Mr. Russell makes a delicious excursion into the philosophy of utilitarianism and the psychology of preferences. How do we balance the wants and well-being of different people, or the same person across time and mindsets? Is there even a singular self with coherent desires? Mr. Russell’s exciting book goes deep, while sparkling with dry witticisms.
Russell has created the right guide at the right time for technology enthusiasts seeking to explore the primary concepts of what makes AI valuable while simultaneously examining the disconcerting aspects of AI misuse.

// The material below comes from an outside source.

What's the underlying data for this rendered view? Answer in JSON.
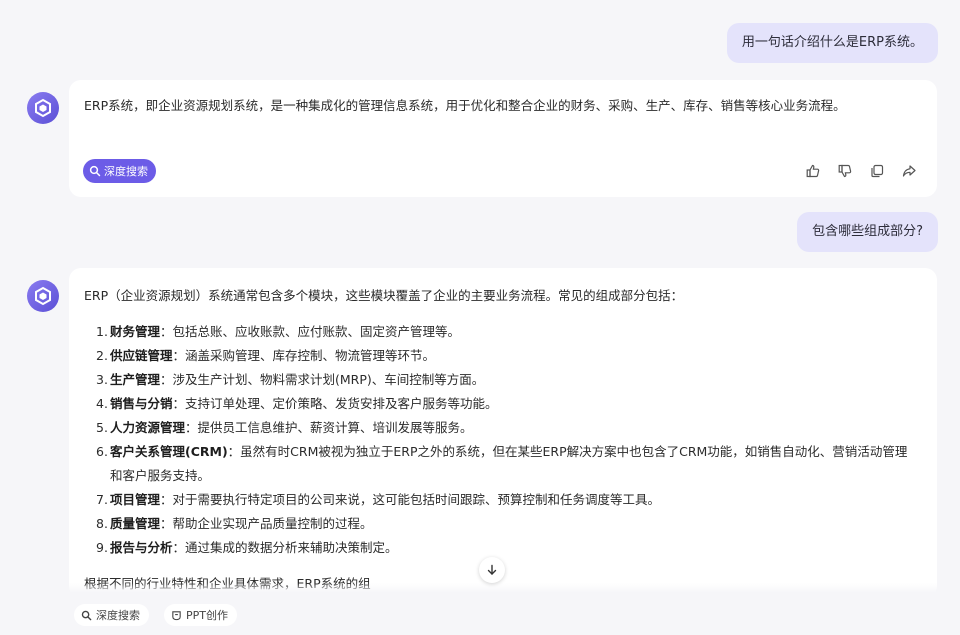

Russell sidesteps the biggest problem: consciousness. In this area, he says, 'we really do know nothing, so I’m going to say nothing', adding that 'no behaviour has consciousness as a prerequisite'. No behaviour, maybe, but if machines are to be purposeful, as well as merely mimic or obey human purposefulness, consciousness might be crucial ... This is not quite the popular book that AI urgently needs. Its technical parts are too difficult, its philosophical ones too easy. But it is fascinating, and significant.